“The harsh economic times in Nigeria is currently forcing humanitarian organizations to do the absurd. For instance in the health sector, all the good virtues of Florence Nightingale, the mother of nursing, have been thrown into the abyss. Medical doctors act on patients no matter how critical the condition, based on the colour of their currency bill” (This Day, August 18, 2016)
“A disturbing but common practice in many developing countries is the detainment of women who have recently given birth and who cannot afford their hospital charges”
(This Day, August 18, 2016)
Stories of patients being held hostages at medical facilities due to their inability to offset their medical bills abound across the breath of Nigeria.

Such were the cases of Mrs. Charity Ekezie, Miss Chika Okafor, Mr. Eke Ukaonu and Mr. Chimuanya Nwachukwu, just to mention but a few.


Cancer has been found to be a leading cause of morbidity and mortality worldwide, accounting for 14 million new cases and 8.2 million deaths in 2012 (1). According to World Health Organization, the number of new cases is expected to increase by as high as 70% over the next two decades (2). Cancer is a major public health problem worldwide with a high morbidity and mortality rate, affecting people of all color, age, and sex. Over 60% of the global total new cases of cancer yearly occur in Africa, Asia and Central and South American; and these regions account for 70% of the global cancer deaths (1). The risk of certain cancers such as breast cancer increases with age. Breast cancer has been found to be the most common cause of death from cancer among white, black, and Asian / Pacific Islander women (3).

According to World Health Organization’s report on disability published in 2011, about 25 million Nigerians had at least one disability, while 3.6 million of these had very significant difficulties in functioning.

According to the Vice President of the Federal Republic of Nigeria, Professor Yemi Osibanjo, about 110 million Nigerians still live below the poverty level.
(Vanguard, August 20, 2015).

Considering the above reports, disability in itself is a challenge how much more in a country where more than half of the population are living below poverty level which exposes them to extreme difficulty in accessing better life. The plight of the disabled in Nigeria is better imagined than experienced.
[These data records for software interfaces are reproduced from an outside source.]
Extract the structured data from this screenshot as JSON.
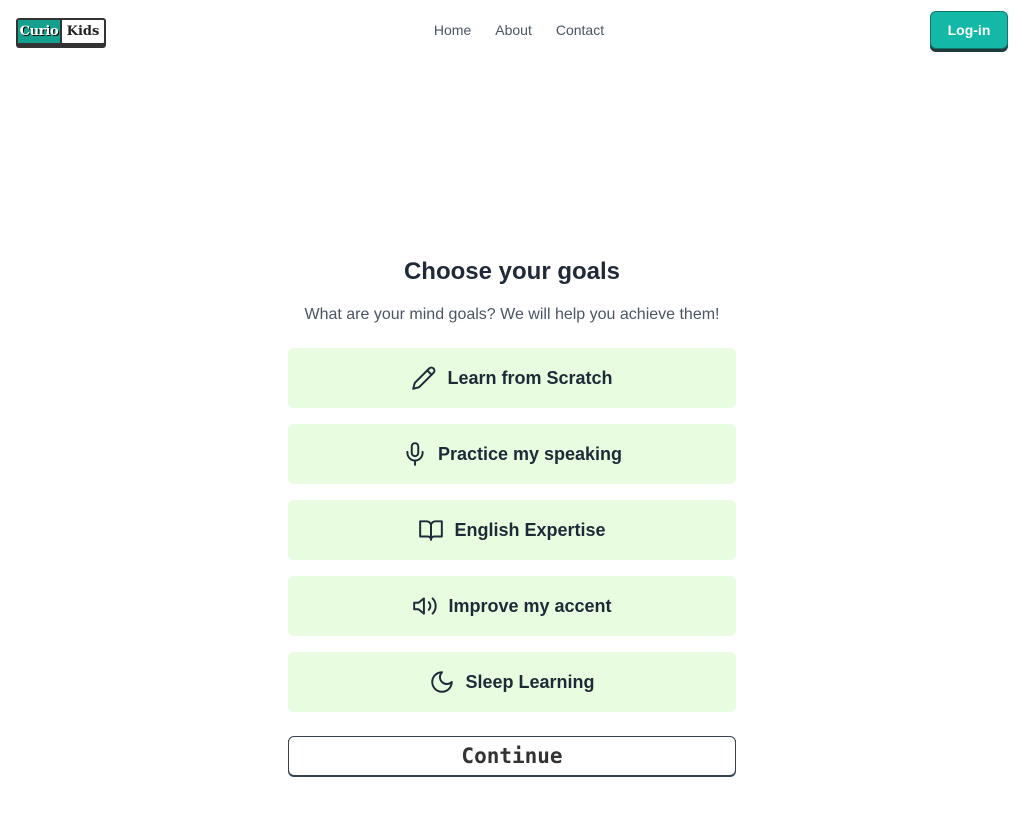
{
  "header": {
    "logo_part1": "Curio",
    "logo_part2": "Kids",
    "nav": [
      "Home",
      "About",
      "Contact"
    ],
    "login_label": "Log-in"
  },
  "main": {
    "title": "Choose your goals",
    "subtitle": "What are your mind goals? We will help you achieve them!",
    "goals": [
      {
        "label": "Learn from Scratch",
        "icon": "pencil-icon"
      },
      {
        "label": "Practice my speaking",
        "icon": "microphone-icon"
      },
      {
        "label": "English Expertise",
        "icon": "book-open-icon"
      },
      {
        "label": "Improve my accent",
        "icon": "speaker-icon"
      },
      {
        "label": "Sleep Learning",
        "icon": "moon-icon"
      }
    ],
    "continue_label": "Continue"
  },
  "colors": {
    "accent": "#14b8a6",
    "goal_bg": "#e8fde0",
    "logo_green": "#14a08c"
  }
}
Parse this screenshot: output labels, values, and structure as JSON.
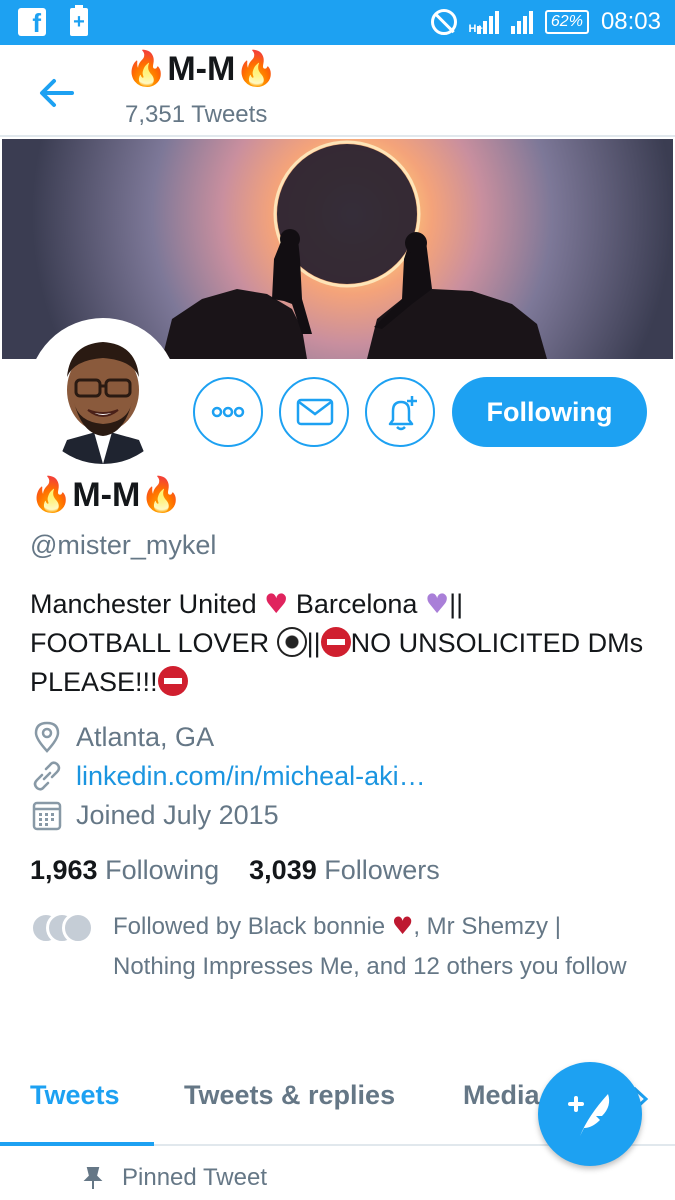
{
  "status_bar": {
    "battery_percent": "62%",
    "time": "08:03",
    "network": "H+"
  },
  "header": {
    "name_text": "M-M",
    "tweets_count": "7,351 Tweets"
  },
  "actions": {
    "following_label": "Following"
  },
  "profile": {
    "name_text": "M-M",
    "handle": "@mister_mykel",
    "bio": {
      "part1": "Manchester United ",
      "part2": " Barcelona ",
      "part3": "||",
      "part4": "FOOTBALL LOVER ",
      "part5": "||",
      "part6": "NO UNSOLICITED DMs PLEASE!!!"
    },
    "location": "Atlanta, GA",
    "website": "linkedin.com/in/micheal-aki…",
    "joined": "Joined July 2015"
  },
  "stats": {
    "following_count": "1,963",
    "following_label": "Following",
    "followers_count": "3,039",
    "followers_label": "Followers"
  },
  "followed_by": {
    "prefix": "Followed by Black bonnie ",
    "suffix": ", Mr Shemzy | Nothing Impresses Me, and 12 others you follow"
  },
  "tabs": [
    {
      "label": "Tweets"
    },
    {
      "label": "Tweets & replies"
    },
    {
      "label": "Media"
    }
  ],
  "pinned_label": "Pinned Tweet",
  "colors": {
    "accent": "#1da1f2",
    "secondary_text": "#657786",
    "primary_text": "#14171a",
    "link": "#1b95e0"
  }
}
The need to improve the plight of the physically challenged in Nigeria is an issue of great concern that requires a declaration of a state of emergency by the federal government. This is the reason for our campaign to create awareness to the ugly situation faced by the physically challenged persons in the country. The level of disregard by the system of these fellow citizens in our society can easily be seen in the way our social infrastructures are built as most of them do not make for easy access to the physically challenged such as transportation, public restrooms, buildings, etc.